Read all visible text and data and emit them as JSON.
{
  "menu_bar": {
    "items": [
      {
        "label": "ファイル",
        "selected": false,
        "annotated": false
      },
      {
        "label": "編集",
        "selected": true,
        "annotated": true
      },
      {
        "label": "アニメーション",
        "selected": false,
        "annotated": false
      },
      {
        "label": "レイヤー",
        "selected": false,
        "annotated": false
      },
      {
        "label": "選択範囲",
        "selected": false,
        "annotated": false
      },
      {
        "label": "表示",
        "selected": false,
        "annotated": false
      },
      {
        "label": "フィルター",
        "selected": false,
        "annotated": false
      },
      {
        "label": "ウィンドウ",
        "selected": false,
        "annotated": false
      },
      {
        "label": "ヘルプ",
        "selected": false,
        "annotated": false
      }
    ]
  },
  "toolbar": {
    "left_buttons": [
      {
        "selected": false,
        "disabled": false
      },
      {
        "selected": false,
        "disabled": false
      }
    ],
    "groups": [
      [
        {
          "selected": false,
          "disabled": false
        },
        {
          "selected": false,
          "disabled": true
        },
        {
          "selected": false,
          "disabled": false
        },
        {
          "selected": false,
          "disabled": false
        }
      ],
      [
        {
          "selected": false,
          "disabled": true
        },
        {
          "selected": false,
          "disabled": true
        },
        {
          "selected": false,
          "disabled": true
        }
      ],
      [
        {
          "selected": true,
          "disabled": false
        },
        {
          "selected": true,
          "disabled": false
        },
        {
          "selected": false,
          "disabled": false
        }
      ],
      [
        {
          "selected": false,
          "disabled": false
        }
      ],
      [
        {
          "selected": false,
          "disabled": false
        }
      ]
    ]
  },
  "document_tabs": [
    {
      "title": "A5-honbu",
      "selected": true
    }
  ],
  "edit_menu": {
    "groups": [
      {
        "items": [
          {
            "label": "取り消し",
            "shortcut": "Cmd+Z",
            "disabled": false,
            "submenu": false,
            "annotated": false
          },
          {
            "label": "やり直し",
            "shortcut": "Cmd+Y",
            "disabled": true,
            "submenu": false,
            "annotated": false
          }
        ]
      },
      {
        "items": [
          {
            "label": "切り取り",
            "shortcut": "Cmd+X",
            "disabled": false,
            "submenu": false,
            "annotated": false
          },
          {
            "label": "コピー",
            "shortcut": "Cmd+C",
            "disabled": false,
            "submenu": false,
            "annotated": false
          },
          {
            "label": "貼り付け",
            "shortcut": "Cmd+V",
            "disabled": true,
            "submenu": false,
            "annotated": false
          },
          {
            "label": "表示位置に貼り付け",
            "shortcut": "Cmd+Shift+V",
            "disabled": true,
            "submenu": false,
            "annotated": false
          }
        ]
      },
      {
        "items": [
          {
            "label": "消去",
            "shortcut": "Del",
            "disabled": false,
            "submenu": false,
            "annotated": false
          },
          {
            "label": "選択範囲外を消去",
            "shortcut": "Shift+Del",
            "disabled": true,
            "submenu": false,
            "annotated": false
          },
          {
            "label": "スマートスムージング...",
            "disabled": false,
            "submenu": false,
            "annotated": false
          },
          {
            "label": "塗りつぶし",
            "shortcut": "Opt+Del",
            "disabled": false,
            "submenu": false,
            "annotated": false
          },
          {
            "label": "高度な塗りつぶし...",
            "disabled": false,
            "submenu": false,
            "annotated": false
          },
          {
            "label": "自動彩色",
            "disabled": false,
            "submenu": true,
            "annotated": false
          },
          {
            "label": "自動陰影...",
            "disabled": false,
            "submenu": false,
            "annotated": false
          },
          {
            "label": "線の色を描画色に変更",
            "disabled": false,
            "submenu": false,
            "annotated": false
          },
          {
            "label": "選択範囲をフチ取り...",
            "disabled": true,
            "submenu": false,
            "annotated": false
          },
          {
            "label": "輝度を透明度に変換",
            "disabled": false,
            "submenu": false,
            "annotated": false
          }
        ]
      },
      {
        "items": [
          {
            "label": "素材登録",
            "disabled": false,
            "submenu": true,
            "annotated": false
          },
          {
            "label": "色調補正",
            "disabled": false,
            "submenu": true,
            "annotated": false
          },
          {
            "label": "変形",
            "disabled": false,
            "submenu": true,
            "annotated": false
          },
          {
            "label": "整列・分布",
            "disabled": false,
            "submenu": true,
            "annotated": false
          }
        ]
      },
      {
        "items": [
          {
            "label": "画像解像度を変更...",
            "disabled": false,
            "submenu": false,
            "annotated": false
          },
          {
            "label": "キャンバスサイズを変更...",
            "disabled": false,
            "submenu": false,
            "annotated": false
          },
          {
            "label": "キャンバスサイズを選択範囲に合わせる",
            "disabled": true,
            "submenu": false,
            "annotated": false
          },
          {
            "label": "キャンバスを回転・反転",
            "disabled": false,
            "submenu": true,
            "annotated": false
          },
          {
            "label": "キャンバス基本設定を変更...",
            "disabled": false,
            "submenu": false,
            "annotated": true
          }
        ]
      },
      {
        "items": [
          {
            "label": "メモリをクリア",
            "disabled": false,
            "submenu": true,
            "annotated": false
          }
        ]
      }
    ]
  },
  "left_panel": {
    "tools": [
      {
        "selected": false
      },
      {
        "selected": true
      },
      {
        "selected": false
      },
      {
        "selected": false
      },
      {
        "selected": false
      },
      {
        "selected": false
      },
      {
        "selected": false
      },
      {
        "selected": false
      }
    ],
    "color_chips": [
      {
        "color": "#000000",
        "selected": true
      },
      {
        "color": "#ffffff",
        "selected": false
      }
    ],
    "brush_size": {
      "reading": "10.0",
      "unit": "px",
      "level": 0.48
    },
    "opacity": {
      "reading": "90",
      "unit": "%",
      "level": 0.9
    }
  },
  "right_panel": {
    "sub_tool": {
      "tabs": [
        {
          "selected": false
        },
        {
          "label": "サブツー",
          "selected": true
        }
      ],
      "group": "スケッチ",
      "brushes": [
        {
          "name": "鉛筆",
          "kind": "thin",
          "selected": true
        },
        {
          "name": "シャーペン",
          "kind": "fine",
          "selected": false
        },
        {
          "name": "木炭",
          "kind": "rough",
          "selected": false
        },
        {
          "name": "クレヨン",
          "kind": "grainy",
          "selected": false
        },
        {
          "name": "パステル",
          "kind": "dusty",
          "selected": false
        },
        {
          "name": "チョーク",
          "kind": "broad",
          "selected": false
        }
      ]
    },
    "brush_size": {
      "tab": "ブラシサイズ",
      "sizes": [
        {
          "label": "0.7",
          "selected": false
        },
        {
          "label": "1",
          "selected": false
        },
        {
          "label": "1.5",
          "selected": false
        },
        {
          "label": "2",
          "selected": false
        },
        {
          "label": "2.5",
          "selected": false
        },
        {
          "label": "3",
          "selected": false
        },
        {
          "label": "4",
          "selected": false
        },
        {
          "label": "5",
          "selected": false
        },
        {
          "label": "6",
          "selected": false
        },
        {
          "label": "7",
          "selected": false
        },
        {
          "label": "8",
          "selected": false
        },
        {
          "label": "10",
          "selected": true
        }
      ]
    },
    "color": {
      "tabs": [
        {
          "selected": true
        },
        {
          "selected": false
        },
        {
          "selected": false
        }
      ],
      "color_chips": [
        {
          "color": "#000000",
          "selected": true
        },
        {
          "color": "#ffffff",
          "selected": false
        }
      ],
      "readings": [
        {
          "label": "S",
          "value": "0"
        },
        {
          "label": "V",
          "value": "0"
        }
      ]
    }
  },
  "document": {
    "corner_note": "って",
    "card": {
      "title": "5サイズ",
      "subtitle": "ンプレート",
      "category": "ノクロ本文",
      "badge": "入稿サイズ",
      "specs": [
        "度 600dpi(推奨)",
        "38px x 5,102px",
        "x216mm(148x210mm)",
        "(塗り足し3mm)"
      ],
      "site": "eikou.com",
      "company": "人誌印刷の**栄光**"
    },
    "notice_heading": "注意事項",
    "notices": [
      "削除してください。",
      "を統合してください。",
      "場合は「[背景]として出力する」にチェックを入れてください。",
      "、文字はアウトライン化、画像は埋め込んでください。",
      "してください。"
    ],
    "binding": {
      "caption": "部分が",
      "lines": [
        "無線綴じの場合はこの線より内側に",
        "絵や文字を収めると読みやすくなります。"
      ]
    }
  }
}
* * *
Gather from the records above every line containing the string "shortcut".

            "shortcut": "Cmd+Z",
            "shortcut": "Cmd+Y",
            "shortcut": "Cmd+X",
            "shortcut": "Cmd+C",
            "shortcut": "Cmd+V",
            "shortcut": "Cmd+Shift+V",
            "shortcut": "Del",
            "shortcut": "Shift+Del",
            "shortcut": "Opt+Del",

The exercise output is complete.